_Task requirements:_
Could you retype every line of the data underneath without altering anything?
==== Dataset records ====
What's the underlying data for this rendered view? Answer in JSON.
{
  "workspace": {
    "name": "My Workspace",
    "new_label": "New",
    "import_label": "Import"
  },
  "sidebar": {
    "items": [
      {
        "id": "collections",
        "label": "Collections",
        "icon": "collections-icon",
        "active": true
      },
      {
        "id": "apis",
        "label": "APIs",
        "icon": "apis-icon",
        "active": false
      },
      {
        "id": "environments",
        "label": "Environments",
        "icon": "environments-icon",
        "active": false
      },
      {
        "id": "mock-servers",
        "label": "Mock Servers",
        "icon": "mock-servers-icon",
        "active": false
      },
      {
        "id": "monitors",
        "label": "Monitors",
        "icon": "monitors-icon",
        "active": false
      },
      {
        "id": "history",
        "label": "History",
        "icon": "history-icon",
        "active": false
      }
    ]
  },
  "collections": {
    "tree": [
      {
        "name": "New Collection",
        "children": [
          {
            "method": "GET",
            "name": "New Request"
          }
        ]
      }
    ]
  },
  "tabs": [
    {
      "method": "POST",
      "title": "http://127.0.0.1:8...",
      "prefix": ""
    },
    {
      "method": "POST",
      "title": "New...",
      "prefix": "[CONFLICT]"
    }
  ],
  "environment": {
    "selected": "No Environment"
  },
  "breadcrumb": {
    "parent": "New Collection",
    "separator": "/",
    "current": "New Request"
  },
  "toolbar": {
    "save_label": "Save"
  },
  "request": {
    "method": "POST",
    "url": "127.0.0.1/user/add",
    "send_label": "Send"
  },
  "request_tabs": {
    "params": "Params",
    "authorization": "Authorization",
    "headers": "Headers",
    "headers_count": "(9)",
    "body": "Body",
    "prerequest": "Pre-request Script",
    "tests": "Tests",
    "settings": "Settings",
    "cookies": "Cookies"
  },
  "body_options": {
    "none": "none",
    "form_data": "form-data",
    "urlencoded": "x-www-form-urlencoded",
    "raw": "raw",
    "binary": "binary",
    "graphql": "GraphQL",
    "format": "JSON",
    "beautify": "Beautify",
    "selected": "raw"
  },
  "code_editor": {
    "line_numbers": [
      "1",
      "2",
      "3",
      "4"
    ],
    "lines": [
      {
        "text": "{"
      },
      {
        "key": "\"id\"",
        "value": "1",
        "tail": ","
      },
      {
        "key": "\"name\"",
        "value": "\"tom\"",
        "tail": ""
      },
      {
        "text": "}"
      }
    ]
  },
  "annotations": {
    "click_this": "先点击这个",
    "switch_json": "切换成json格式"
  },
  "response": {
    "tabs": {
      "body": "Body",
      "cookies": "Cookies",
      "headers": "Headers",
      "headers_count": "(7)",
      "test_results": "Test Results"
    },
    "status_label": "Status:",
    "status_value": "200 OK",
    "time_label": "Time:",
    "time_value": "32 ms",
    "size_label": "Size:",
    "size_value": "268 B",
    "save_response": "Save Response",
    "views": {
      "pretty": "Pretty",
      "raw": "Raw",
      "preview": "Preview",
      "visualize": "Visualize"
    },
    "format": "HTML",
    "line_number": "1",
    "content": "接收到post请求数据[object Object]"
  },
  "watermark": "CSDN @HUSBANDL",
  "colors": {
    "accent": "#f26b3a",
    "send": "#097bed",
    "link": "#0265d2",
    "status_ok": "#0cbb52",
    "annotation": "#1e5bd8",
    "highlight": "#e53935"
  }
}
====
_Exercise output:_
What's the underlying data for this rendered view? Answer in JSON.
{
  "workspace": {
    "name": "My Workspace",
    "new_label": "New",
    "import_label": "Import"
  },
  "sidebar": {
    "items": [
      {
        "id": "collections",
        "label": "Collections",
        "icon": "collections-icon",
        "active": true
      },
      {
        "id": "apis",
        "label": "APIs",
        "icon": "apis-icon",
        "active": false
      },
      {
        "id": "environments",
        "label": "Environments",
        "icon": "environments-icon",
        "active": false
      },
      {
        "id": "mock-servers",
        "label": "Mock Servers",
        "icon": "mock-servers-icon",
        "active": false
      },
      {
        "id": "monitors",
        "label": "Monitors",
        "icon": "monitors-icon",
        "active": false
      },
      {
        "id": "history",
        "label": "History",
        "icon": "history-icon",
        "active": false
      }
    ]
  },
  "collections": {
    "tree": [
      {
        "name": "New Collection",
        "children": [
          {
            "method": "GET",
            "name": "New Request"
          }
        ]
      }
    ]
  },
  "tabs": [
    {
      "method": "POST",
      "title": "http://127.0.0.1:8...",
      "prefix": ""
    },
    {
      "method": "POST",
      "title": "New...",
      "prefix": "[CONFLICT]"
    }
  ],
  "environment": {
    "selected": "No Environment"
  },
  "breadcrumb": {
    "parent": "New Collection",
    "separator": "/",
    "current": "New Request"
  },
  "toolbar": {
    "save_label": "Save"
  },
  "request": {
    "method": "POST",
    "url": "127.0.0.1/user/add",
    "send_label": "Send"
  },
  "request_tabs": {
    "params": "Params",
    "authorization": "Authorization",
    "headers": "Headers",
    "headers_count": "(9)",
    "body": "Body",
    "prerequest": "Pre-request Script",
    "tests": "Tests",
    "settings": "Settings",
    "cookies": "Cookies"
  },
  "body_options": {
    "none": "none",
    "form_data": "form-data",
    "urlencoded": "x-www-form-urlencoded",
    "raw": "raw",
    "binary": "binary",
    "graphql": "GraphQL",
    "format": "JSON",
    "beautify": "Beautify",
    "selected": "raw"
  },
  "code_editor": {
    "line_numbers": [
      "1",
      "2",
      "3",
      "4"
    ],
    "lines": [
      {
        "text": "{"
      },
      {
        "key": "\"id\"",
        "value": "1",
        "tail": ","
      },
      {
        "key": "\"name\"",
        "value": "\"tom\"",
        "tail": ""
      },
      {
        "text": "}"
      }
    ]
  },
  "annotations": {
    "click_this": "先点击这个",
    "switch_json": "切换成json格式"
  },
  "response": {
    "tabs": {
      "body": "Body",
      "cookies": "Cookies",
      "headers": "Headers",
      "headers_count": "(7)",
      "test_results": "Test Results"
    },
    "status_label": "Status:",
    "status_value": "200 OK",
    "time_label": "Time:",
    "time_value": "32 ms",
    "size_label": "Size:",
    "size_value": "268 B",
    "save_response": "Save Response",
    "views": {
      "pretty": "Pretty",
      "raw": "Raw",
      "preview": "Preview",
      "visualize": "Visualize"
    },
    "format": "HTML",
    "line_number": "1",
    "content": "接收到post请求数据[object Object]"
  },
  "watermark": "CSDN @HUSBANDL",
  "colors": {
    "accent": "#f26b3a",
    "send": "#097bed",
    "link": "#0265d2",
    "status_ok": "#0cbb52",
    "annotation": "#1e5bd8",
    "highlight": "#e53935"
  }
}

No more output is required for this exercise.